Along with other fires burning in California over the last week or so (Getty, Tick, Hillside etc), the total number of structures destroyed stands somewhere north of the 400 mark at the moment.
Those numbers are still well below where the insurance, reinsurance and insurance-linked securities (ILS) market has to worry about significant losses, being far below the figures burned in recent years when it reached well into the thousands.
But with extreme fire weather continuing and red flag warnings in effect, while still some 1,630 structures, 1,510 of which are homes, are said threatened just by the Kincade fire, there is still a risk of the number rising significantly. The number of structures threatened dropped considerably over Thursday night into Friday morning, as firefighters contained more of this wildfire.

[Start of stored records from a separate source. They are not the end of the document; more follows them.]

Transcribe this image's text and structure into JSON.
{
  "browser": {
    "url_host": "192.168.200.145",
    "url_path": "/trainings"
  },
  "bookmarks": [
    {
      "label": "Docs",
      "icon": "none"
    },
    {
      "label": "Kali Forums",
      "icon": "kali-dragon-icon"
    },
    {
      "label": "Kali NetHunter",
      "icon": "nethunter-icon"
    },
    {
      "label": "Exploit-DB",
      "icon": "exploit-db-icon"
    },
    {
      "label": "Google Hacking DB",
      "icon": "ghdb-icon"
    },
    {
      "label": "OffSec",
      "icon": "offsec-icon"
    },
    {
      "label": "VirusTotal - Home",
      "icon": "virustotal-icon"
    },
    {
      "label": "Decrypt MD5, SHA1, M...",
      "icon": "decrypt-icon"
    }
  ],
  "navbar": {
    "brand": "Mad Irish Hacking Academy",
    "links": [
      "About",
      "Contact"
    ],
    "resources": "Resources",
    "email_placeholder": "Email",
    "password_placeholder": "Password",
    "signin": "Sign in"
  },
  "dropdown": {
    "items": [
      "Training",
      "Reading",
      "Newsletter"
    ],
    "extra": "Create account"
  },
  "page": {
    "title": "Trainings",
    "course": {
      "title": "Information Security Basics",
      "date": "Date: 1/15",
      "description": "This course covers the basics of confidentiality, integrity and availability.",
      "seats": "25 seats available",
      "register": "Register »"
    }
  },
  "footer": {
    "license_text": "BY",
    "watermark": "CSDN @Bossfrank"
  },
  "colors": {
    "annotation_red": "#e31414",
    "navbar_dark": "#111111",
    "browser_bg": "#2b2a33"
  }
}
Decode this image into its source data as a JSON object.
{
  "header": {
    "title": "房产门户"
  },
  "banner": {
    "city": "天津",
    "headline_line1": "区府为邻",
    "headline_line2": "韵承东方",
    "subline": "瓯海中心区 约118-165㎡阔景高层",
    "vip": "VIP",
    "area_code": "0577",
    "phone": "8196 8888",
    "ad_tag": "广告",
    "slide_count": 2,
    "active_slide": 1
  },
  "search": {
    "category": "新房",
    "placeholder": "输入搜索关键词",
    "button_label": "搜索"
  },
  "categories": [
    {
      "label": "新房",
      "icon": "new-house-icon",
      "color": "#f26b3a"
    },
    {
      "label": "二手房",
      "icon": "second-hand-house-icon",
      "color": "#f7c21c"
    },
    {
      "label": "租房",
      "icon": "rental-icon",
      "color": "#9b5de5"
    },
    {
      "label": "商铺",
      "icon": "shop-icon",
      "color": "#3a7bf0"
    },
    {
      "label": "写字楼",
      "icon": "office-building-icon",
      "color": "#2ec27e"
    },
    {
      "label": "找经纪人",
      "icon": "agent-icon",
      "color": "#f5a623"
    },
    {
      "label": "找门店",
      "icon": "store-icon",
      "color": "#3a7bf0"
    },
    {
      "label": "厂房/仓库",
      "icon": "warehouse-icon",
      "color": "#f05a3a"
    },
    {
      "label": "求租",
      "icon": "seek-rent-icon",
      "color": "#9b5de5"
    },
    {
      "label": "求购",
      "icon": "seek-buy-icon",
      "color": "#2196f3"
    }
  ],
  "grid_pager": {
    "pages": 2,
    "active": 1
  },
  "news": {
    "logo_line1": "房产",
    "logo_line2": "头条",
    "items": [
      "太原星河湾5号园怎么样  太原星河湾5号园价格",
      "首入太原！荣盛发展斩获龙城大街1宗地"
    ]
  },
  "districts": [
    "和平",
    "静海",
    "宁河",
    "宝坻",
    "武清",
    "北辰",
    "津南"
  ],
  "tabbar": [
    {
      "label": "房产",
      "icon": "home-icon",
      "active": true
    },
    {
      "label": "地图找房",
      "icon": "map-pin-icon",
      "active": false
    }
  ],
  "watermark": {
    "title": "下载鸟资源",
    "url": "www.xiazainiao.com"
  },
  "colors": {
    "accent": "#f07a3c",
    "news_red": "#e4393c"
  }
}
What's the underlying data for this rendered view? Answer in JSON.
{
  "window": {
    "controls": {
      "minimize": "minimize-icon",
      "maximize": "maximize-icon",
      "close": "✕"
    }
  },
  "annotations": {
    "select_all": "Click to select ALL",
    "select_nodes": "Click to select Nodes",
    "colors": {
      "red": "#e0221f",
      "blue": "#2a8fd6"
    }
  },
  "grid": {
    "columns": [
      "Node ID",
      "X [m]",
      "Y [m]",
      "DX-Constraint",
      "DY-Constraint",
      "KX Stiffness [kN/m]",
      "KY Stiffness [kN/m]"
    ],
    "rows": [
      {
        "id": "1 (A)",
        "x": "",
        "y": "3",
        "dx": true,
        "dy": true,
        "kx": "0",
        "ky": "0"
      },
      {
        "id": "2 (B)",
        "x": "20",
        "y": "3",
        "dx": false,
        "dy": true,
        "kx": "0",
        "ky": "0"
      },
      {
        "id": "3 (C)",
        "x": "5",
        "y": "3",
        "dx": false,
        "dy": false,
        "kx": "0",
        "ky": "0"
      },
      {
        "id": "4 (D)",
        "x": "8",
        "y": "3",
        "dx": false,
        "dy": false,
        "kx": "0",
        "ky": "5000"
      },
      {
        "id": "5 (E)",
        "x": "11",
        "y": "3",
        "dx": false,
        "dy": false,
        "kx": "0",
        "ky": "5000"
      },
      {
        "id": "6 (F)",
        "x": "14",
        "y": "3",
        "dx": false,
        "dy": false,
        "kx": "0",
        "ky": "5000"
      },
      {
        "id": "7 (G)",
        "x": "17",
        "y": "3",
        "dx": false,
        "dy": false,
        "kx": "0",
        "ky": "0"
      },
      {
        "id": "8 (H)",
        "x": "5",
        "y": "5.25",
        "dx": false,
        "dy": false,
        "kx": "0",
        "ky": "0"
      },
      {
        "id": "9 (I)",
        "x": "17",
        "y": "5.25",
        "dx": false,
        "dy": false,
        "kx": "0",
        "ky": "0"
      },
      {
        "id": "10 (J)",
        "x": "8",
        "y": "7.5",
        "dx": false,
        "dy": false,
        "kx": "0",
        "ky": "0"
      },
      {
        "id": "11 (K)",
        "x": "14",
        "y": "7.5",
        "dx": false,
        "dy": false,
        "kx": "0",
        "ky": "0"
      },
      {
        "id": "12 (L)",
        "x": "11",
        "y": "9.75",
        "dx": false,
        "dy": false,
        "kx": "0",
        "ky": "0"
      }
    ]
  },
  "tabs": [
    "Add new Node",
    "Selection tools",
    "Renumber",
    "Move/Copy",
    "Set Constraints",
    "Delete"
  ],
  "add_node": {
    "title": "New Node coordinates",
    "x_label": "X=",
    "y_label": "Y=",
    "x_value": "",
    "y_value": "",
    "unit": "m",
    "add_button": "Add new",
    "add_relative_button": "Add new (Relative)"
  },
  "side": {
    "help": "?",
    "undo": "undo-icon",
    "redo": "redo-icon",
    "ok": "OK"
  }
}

The Getty wildfire in Los Angeles high-value hills area is now 52% contained at around 750 acres, having destroyed 10 properties, with 15 more damaged, but still with over 7,000 said threatened.
Here the Santa Ana winds are expected to be strong again, raising the prospects of further wildfire spread and fresh outbreaks, while in the north the Diablo winds have subsided somewhat, helping the Kincade fire in particular to be more contained.
As a reminder, Corelogic analysis estimated that the Tick fire which is now almost fully contained had 601 single family homes within the fire perimeter at a reconstruction cost value of $248 million, the Getty fire had 162 single family homes at an RCV of $137 million and the largest Kincade fire only had 221 single family homes at an RCV of $150 million.
That data was a little older and the Kincade fire had since spread, with the properties destroyed and damaged rising in line.
In addition, the Hillside fire in San Bernadino broke out overnight and has destroyed around 18 residential properties in the area. A smaller fire at only around 250 acres, it is still burning strongly and expected to be difficult to contain while the winds and weather remain conducive to its spread today.
In addition, there is the Easy fire that began burning on Wednesday near Simi Valley, north-west of Los Angeles which is causing concern today, again given the strong winds forecast for the area it is burning in.
The insurance, reinsurance and insurance-linked securities (ILS) markets will continue watching these fire weather developments closely, particularly those that have picked up additional property and liability premiums in the state after rates rose significantly following the high market losses from 2017 and 2018’s fires.
Strong Santa Ana winds in the southern California area are expected to be particularly challenging for fire fighters again today and there is a significant risk of new fire outbreaks as well.
After today the weather is expected to improve somewhat, with winds dropping. However the tinder dry conditions are forecast to continue for some more days, making fire outbreaks a possibility even without the extreme winds.